State, as a bare number, how many lines below contain "this".

» Excerpts from an interface dataset
━━━

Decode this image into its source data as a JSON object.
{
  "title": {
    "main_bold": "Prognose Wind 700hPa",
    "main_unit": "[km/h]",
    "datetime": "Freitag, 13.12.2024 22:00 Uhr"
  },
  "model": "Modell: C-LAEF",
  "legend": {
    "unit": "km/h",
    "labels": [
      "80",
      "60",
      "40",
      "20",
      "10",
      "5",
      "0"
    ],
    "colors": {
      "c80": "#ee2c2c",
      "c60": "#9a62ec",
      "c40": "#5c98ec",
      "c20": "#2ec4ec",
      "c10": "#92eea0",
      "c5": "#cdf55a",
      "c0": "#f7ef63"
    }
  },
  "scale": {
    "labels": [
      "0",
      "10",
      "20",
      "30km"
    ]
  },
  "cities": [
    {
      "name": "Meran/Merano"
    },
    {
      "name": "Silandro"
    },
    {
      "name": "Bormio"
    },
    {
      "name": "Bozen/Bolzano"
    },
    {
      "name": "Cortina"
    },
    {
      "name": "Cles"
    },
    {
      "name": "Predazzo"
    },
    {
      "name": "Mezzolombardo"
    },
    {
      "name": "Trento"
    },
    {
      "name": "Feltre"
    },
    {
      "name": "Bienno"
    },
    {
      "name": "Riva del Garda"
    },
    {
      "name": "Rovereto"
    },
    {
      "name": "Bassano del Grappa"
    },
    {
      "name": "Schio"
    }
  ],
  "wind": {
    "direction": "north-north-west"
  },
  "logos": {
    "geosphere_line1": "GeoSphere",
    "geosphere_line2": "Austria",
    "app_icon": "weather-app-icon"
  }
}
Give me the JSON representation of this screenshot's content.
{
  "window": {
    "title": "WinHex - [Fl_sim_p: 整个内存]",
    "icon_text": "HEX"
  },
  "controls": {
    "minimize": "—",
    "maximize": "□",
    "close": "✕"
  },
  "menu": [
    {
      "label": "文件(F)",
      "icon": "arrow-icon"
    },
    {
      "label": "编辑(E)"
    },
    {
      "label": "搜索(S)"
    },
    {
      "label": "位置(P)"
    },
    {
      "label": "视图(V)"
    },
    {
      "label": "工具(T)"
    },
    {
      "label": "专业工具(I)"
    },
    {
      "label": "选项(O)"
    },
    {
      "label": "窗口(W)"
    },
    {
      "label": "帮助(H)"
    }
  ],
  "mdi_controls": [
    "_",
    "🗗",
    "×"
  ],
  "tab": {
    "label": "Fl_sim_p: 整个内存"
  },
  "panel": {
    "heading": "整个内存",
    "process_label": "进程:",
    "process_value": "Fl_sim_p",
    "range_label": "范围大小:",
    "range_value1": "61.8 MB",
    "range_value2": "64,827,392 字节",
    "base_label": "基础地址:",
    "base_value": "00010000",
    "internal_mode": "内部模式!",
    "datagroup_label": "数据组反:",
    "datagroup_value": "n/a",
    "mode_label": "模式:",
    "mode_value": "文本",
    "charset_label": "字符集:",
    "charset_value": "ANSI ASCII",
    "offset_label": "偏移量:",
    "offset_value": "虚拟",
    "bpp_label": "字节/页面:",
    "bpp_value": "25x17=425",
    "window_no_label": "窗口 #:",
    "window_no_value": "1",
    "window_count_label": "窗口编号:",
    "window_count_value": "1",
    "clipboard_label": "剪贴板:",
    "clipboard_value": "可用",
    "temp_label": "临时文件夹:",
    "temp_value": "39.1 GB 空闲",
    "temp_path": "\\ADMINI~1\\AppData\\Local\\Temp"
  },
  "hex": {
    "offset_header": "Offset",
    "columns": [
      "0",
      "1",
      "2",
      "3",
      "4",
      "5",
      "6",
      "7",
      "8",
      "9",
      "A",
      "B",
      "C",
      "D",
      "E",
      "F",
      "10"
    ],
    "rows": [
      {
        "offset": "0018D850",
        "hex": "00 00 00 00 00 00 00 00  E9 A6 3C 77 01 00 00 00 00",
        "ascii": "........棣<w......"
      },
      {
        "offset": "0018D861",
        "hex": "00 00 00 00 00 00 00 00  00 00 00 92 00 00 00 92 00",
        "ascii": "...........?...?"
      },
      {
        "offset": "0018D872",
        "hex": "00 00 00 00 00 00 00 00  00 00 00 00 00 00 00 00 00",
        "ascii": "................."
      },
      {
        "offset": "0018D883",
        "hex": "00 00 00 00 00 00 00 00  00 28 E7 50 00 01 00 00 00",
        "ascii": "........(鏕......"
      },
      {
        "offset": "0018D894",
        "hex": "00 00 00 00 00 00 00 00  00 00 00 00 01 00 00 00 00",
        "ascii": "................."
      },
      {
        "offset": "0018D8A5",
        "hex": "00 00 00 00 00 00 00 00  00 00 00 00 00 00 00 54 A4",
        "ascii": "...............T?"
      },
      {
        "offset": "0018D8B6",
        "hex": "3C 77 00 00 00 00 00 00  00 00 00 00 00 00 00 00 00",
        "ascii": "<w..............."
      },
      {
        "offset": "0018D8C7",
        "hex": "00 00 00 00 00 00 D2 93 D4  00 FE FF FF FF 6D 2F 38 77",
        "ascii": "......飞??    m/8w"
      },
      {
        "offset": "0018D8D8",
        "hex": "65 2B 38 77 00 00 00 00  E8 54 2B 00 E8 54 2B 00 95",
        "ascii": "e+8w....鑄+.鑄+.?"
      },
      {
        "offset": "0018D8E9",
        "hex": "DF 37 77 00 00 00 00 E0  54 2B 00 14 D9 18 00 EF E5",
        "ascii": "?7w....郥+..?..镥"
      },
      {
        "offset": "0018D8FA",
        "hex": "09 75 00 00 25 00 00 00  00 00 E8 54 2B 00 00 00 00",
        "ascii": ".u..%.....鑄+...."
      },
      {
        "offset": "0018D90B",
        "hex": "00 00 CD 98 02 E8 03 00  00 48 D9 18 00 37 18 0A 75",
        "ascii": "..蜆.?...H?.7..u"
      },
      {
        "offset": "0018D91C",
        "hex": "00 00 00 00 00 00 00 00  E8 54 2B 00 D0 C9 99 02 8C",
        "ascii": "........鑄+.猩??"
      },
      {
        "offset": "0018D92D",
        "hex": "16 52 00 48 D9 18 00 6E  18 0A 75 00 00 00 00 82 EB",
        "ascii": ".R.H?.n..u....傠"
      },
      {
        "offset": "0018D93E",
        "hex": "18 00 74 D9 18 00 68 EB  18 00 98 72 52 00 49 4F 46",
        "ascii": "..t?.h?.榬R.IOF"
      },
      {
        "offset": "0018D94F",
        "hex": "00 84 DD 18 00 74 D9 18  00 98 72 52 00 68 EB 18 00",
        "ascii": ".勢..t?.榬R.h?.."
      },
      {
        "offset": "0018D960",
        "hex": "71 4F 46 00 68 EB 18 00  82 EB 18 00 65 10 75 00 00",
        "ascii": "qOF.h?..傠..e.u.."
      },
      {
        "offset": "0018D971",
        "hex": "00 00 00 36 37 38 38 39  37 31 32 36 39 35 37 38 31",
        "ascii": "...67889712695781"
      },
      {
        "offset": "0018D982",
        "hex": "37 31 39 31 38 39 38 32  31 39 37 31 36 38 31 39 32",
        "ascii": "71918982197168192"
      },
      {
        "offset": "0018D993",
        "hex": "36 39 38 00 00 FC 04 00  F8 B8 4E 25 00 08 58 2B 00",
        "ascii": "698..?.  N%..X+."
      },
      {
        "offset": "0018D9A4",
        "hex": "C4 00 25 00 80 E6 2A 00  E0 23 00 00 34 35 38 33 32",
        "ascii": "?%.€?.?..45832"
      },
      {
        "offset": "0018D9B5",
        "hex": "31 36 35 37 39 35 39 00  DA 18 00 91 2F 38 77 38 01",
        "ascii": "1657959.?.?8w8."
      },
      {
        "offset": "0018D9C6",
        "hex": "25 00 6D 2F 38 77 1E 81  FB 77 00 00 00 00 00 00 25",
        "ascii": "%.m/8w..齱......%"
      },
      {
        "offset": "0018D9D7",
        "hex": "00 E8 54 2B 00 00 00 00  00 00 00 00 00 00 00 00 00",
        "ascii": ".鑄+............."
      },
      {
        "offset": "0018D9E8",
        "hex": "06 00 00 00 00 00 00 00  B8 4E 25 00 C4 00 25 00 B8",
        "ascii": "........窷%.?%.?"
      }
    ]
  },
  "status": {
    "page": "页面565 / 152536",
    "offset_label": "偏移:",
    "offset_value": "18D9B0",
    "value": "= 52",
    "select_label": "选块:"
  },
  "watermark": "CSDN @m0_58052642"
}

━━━

» Written reply
2